“It probably happens a lot more often.  I’m just saying these are the ones that reach me,” Gordon said.  “The economy is making it far, far more common.”


Debtor cases appear to be happening far more often in downstate counties than in the northern part of the state.


“I have not heard of it in Chicago and Cook County, but that’s not to say it doesn’t happen up there,” Madigan said.  “The legal aid folks don’t see it as much up here.”


The types of debt involved run the gamut.  Gordon said a lot of the cases she deals with involve medical debts.  But they can also involve loans, credit card debts, overdue rent and even, in one case, failure to make payment on a vacuum cleaner.


Gordon said she handled the case of a man who underwent cancer surgery and then was jailed for five days because of a $300 debt.  In another case, she said, a woman “spent a few weeks in jail” after failing to make a court appearance.


“She never got the notice,” Gordon said.  “It was the jailer who contacted me.  He said there is something wrong here.”


Moreover, Gordon said, the woman received public assistance, which is one of the forms of income exempt from a collection judgment.  Unemployment insurance, disability benefits and some child support payments are also exempt.


Bond process ‘egregious’


Madigan also said she finds “completely egregious” the process by which bond is handled in debt cases.


“Oftentimes, what we have heard from the legal aid folks is that the amount of the bond is set at the amount that is owed to the creditor, and the bond money goes directly to the creditor,” Madigan said.  “We are basically using taxpayer dollars to collect private debt.”


In Ebersohl’s case, bond was set at $530, she said.  Of that, $500 was turned over to the collection agency.

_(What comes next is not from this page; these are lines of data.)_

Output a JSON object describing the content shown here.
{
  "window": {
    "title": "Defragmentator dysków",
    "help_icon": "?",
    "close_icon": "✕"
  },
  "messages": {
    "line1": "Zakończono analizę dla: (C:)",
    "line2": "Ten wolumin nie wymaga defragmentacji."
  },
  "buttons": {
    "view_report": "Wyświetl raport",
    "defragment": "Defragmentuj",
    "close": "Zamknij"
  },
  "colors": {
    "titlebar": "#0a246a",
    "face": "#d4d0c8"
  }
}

Madigan wants to outlaw the practice of bail money going to collectors.  She also wants debtors to be given a list of their rights, including a plain-language explanation of income that is exempt from judgment.


“In civil cases, you don’t have a right to a (court-appointed) lawyer,” Madigan said.  “People have no idea what, if any rights, they have.”


Madigan said the “number one issue” for legislation is a requirement that notices to appear in court be delivered in person rather than mailed or published in a newspaper to ensure that debtors know about their court dates.


Kevin Kelly, president of the Illinois Creditors Bar Association, said the type of warrants that led to the arrest of Ebersohl and other debtors (called body attachment orders) are used in “rare instances.”


Kelly’s associate, Robert Markoff, wrote an article for the Chicago Law Bulletin saying the problem lies with an attorney general’s opinion issued in 1971.


“It is this opinion that created a legal culture (mainly in downstate Illinois and, in particular, Champaign County) allowing the liberal use of arrest orders to bring people into court,” Markoff wrote.


Kelly and Markoff both said rescinding that opinion would go a long way to ending the problem.  Kelly said he’s asked to meet with Madigan to discuss the issue. A Madigan representative said Friday her office has received Kelly’s request and a meeting will be set up.


Doug Finke can be reached at (217) 788-1527.